                        'You know QB does multiplication before addition, so it only does this if Style has one, meaning the user wants 
                        'fancy shaded text. It then does the 15-l on the colour, so it is shaded from Col down 15 colours. It's not 
                        'brilliantly flexible, but it works. 

            IF (BitPattern AND 1) THEN PSET (xx + (15 - (l \ 2)), yy + l), Col - (15 - l) * (Style AND 1) 
            IF (BitPattern AND 2) THEN PSET (xx + (15 - (l \ 2)) - 1, yy + l), Col - (15 - l) * (Style AND 1) 
            IF (BitPattern AND 4) THEN PSET (xx + (15 - (l \ 2)) - 2, yy + l), Col - (15 - l) * (Style AND 1) 
            IF (BitPattern AND 8) THEN PSET (xx + (15 - (l \ 2)) - 3, yy + l), Col - (15 - l) * (Style AND 1) 
            IF (BitPattern AND 16) THEN PSET (xx + (15 - (l \ 2)) - 4, yy + l), Col - (15 - l) * (Style AND 1) 
            IF (BitPattern AND 32) THEN PSET (xx + (15 - (l \ 2)) - 5, yy + l), Col - (15 - l) * (Style AND 1) 
            IF (BitPattern AND 64) THEN PSET (xx + (15 - (l \ 2)) - 6, yy + l), Col - (15 - l) * (Style AND 1) 
            IF (BitPattern AND 128) THEN PSET (xx + (15 - (l \ 2)) - 7, yy + l), Col - (15 - l) * (Style AND 1) 


                        'This is the same as above, except xx isn't fixed to make it italic. 
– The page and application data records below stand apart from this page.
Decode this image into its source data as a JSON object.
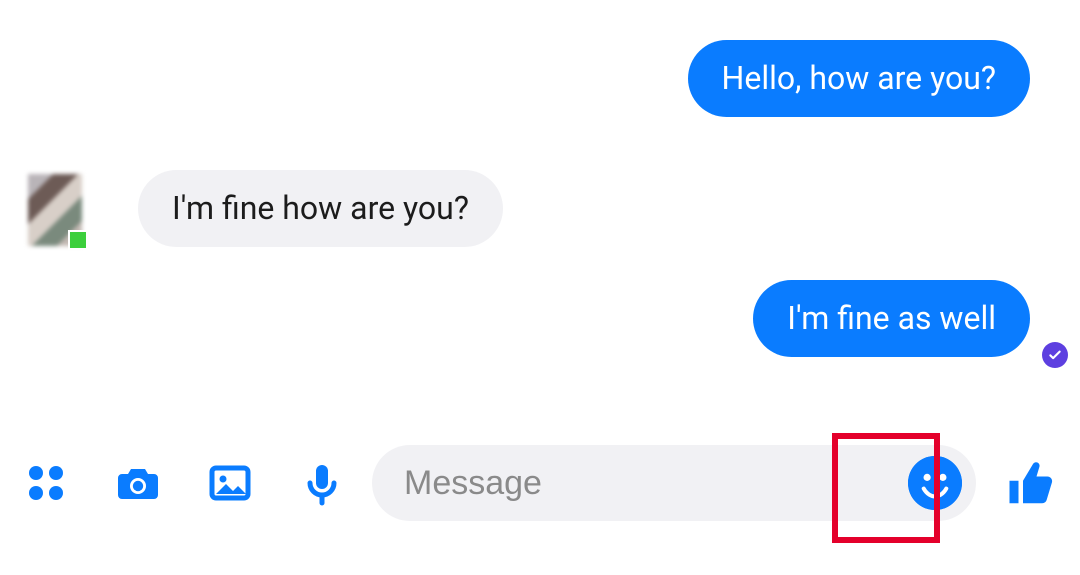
{
  "colors": {
    "accent": "#0a7cff",
    "sent_bubble": "#0a7cff",
    "received_bubble": "#f1f1f4",
    "delivered_badge": "#5d3fe0",
    "highlight": "#e4002b",
    "presence": "#3ccf3c"
  },
  "messages": {
    "m1": {
      "text": "Hello, how are you?",
      "side": "sent"
    },
    "m2": {
      "text": "I'm fine how are you?",
      "side": "received"
    },
    "m3": {
      "text": "I'm fine as well",
      "side": "sent",
      "delivered": true
    }
  },
  "composer": {
    "placeholder": "Message",
    "value": "",
    "icons": {
      "apps": "apps-icon",
      "camera": "camera-icon",
      "gallery": "gallery-icon",
      "mic": "mic-icon",
      "emoji": "smiley-icon",
      "like": "thumbs-up-icon"
    }
  }
}
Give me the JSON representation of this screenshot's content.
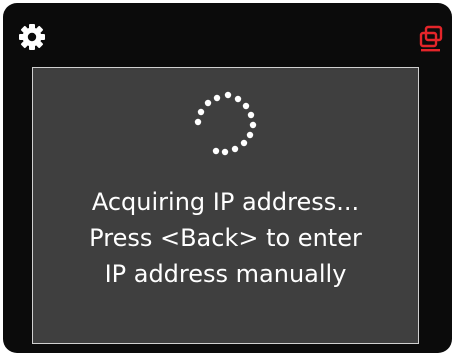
{
  "header": {
    "settings_icon": "gear-icon",
    "network_icon": "network-icon",
    "network_icon_color": "#e4252a"
  },
  "dialog": {
    "spinner_icon": "loading-spinner-icon",
    "lines": [
      "Acquiring IP address...",
      "Press <Back> to enter",
      "IP address manually"
    ]
  },
  "colors": {
    "background": "#0b0b0b",
    "dialog_background": "#3f3f3f",
    "dialog_border": "#d0d0d0",
    "text": "#ffffff",
    "accent_red": "#e4252a"
  }
}
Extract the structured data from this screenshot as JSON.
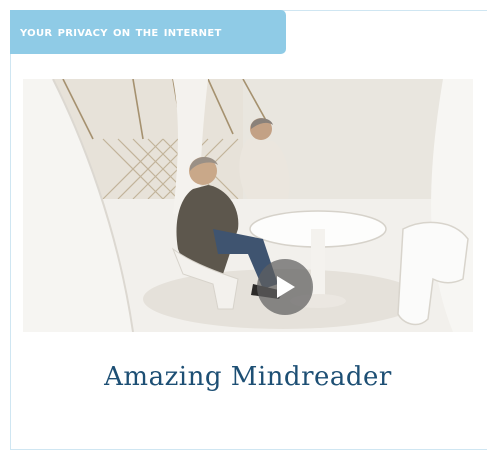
{
  "section_tab": {
    "label": "Your privacy on the internet"
  },
  "video": {
    "play_icon": "play-icon"
  },
  "article": {
    "title": "Amazing Mindreader"
  },
  "colors": {
    "tab_bg": "#8fcbe6",
    "title": "#1d4f74",
    "border": "#cfe6f2"
  }
}
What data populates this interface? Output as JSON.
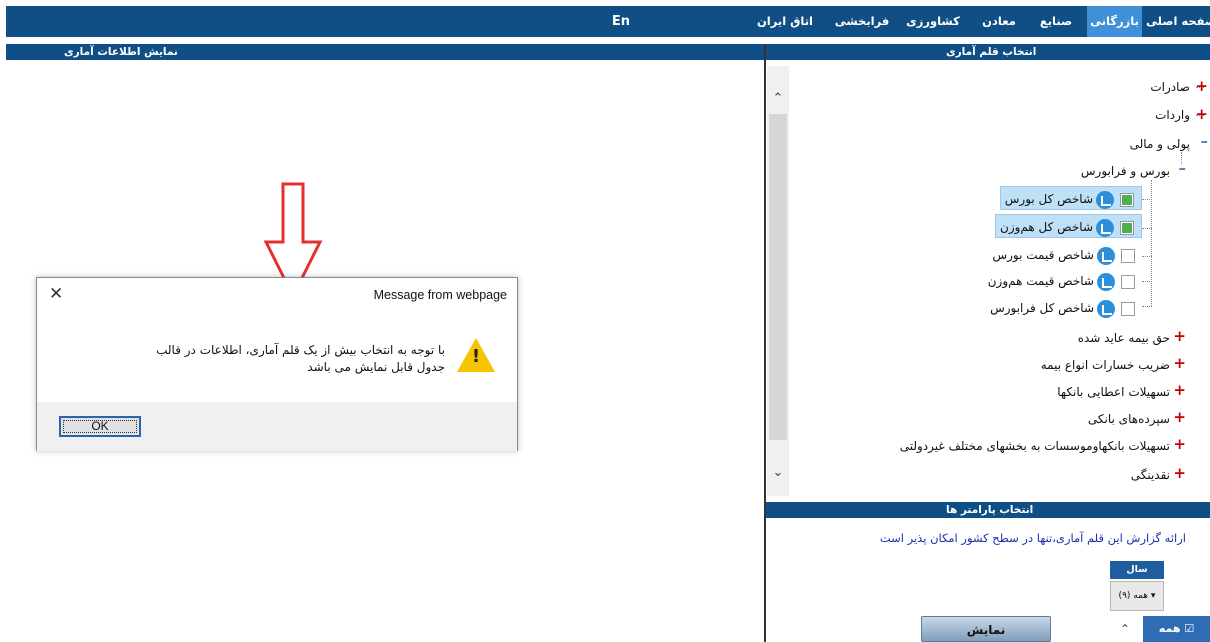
{
  "nav": {
    "items": [
      "صفحه اصلی",
      "بازرگانی",
      "صنایع",
      "معادن",
      "کشاورزی",
      "فرابخشی",
      "اتاق ایران",
      "En"
    ],
    "active_index": 1,
    "bg_color": "#0f4f86",
    "active_color": "#3f8fd9"
  },
  "left_header": "نمایش اطلاعات آماری",
  "right_header": "انتخاب قلم آماری",
  "tree": {
    "top_nodes": [
      "صادرات",
      "واردات",
      "پولی و مالی"
    ],
    "sub_node": "بورس و فرابورس",
    "leaves": [
      {
        "label": "شاخص کل بورس",
        "checked": true
      },
      {
        "label": "شاخص کل هم‌وزن",
        "checked": true
      },
      {
        "label": "شاخص قیمت بورس",
        "checked": false
      },
      {
        "label": "شاخص قیمت هم‌وزن",
        "checked": false
      },
      {
        "label": "شاخص کل فرابورس",
        "checked": false
      }
    ],
    "other_nodes": [
      "حق بیمه عاید شده",
      "ضریب خسارات انواع بیمه",
      "تسهیلات اعطایی بانکها",
      "سپرده‌های بانکی",
      "تسهیلات بانکهاوموسسات به بخشهای مختلف غیردولتی",
      "نقدینگی"
    ]
  },
  "params": {
    "header": "انتخاب پارامتر ها",
    "note": "ارائه گزارش این قلم آماری،تنها در سطح کشور امکان پذیر است",
    "year_label": "سال",
    "year_select": "همه (۹)",
    "all_option": "همه",
    "show_button": "نمایش"
  },
  "dialog": {
    "title": "Message from webpage",
    "message": "با توجه به انتخاب بیش از یک قلم آماری، اطلاعات در قالب جدول قابل نمایش می باشد",
    "ok_label": "OK",
    "close_icon": "close-icon",
    "warning_icon": "warning-icon"
  },
  "annotation": {
    "color": "#e53030",
    "icon": "down-arrow-icon"
  }
}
            IF (BitPattern AND 1) THEN PSET (xx, yy + l), Col - (15 - L) * (Style AND 1) 
            IF (BitPattern AND 2) THEN PSET (xx - 1, yy + l), Col - (15 - l) * (Style AND 1) 
            IF (BitPattern AND 4) THEN PSET (xx - 2, yy + l), Col - (15 - l) * (Style AND 1) 
            IF (BitPattern AND 8) THEN PSET (xx - 3, yy + l), Col - (15 - l) * (Style AND 1) 
            IF (BitPattern AND 16) THEN PSET (xx - 4, yy + l), Col - (15 - l) * (Style AND 1) 
            IF (BitPattern AND 32) THEN PSET (xx - 5, yy + l), Col - (15 - l) * (Style AND 1) 
            IF (BitPattern AND 64) THEN PSET (xx - 6, yy + l), Col - (15 - l) * (Style AND 1) 
            IF (BitPattern AND 128) THEN PSET (xx - 7, yy + l), Col - (15 - l) * (Style AND 1) 

        END IF 


        'This increases xx by the width of the current character. 

    xx = xx + FontArray(ASC(MID$(Text$, Chr, 1)), 0) 



'This returns the pixel length of Text$ in font FontArray(). 

FUNCTION vLen (Text$, FontArray()) 

'It's quite simple, it just adds all the character widths together. 

TempLen = 0 
FOR I = 1 TO LEN(Text$) 
    TempLen = TempLen + FontArray(ASC(MID$(Text$, I, 1)), 0) 
VLen = TempLen 


And there you have it...hopefully you can do something with it. You can email me at <sam.thursfield@btinternet.com>, visit my (rubbish) site at eps.50megs.com, download vFont3, look out for Aradina (my QuickBASIC RPG), Canal Company (my DJGPP simulation game), Mood 3D (my DJGPP 3d engine) and Ardos (my Inform text adventure) when they're finished. If that's not a great plug, what is? Also, I learned all this from many other fonts, including Phillip Jay Cohen's Outlined Font, Peter Cooper's FontPut, Leandro Pardini's MSFont, and M/K's MKFont.